▶ [What needs to be done]: The records below are to be written out again, exactly as they appear.

▶ [Study material]:
▽

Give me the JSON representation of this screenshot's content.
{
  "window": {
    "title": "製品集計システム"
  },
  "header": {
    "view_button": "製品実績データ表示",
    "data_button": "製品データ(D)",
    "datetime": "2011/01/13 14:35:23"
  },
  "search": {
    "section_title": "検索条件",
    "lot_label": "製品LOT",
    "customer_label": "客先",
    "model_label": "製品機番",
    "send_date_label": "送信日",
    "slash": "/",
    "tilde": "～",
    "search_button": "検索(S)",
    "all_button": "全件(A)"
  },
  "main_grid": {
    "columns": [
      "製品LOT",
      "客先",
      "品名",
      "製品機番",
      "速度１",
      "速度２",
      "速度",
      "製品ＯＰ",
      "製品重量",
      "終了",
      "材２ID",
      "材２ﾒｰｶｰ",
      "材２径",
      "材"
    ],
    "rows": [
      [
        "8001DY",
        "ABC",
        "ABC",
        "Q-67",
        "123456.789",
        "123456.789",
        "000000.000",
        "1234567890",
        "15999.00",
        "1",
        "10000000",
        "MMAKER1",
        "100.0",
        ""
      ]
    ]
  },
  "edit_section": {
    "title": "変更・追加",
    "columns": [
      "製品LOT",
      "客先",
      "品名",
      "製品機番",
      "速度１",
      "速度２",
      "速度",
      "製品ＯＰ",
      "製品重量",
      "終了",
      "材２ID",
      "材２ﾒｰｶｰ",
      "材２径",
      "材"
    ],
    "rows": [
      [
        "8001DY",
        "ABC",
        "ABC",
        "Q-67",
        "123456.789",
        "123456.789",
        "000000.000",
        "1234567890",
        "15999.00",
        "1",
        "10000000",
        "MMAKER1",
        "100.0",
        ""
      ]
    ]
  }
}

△

▶ [Exercise response]:
Give me the JSON representation of this screenshot's content.
{
  "window": {
    "title": "製品集計システム"
  },
  "header": {
    "view_button": "製品実績データ表示",
    "data_button": "製品データ(D)",
    "datetime": "2011/01/13 14:35:23"
  },
  "search": {
    "section_title": "検索条件",
    "lot_label": "製品LOT",
    "customer_label": "客先",
    "model_label": "製品機番",
    "send_date_label": "送信日",
    "slash": "/",
    "tilde": "～",
    "search_button": "検索(S)",
    "all_button": "全件(A)"
  },
  "main_grid": {
    "columns": [
      "製品LOT",
      "客先",
      "品名",
      "製品機番",
      "速度１",
      "速度２",
      "速度",
      "製品ＯＰ",
      "製品重量",
      "終了",
      "材２ID",
      "材２ﾒｰｶｰ",
      "材２径",
      "材"
    ],
    "rows": [
      [
        "8001DY",
        "ABC",
        "ABC",
        "Q-67",
        "123456.789",
        "123456.789",
        "000000.000",
        "1234567890",
        "15999.00",
        "1",
        "10000000",
        "MMAKER1",
        "100.0",
        ""
      ]
    ]
  },
  "edit_section": {
    "title": "変更・追加",
    "columns": [
      "製品LOT",
      "客先",
      "品名",
      "製品機番",
      "速度１",
      "速度２",
      "速度",
      "製品ＯＰ",
      "製品重量",
      "終了",
      "材２ID",
      "材２ﾒｰｶｰ",
      "材２径",
      "材"
    ],
    "rows": [
      [
        "8001DY",
        "ABC",
        "ABC",
        "Q-67",
        "123456.789",
        "123456.789",
        "000000.000",
        "1234567890",
        "15999.00",
        "1",
        "10000000",
        "MMAKER1",
        "100.0",
        ""
      ]
    ]
  }
}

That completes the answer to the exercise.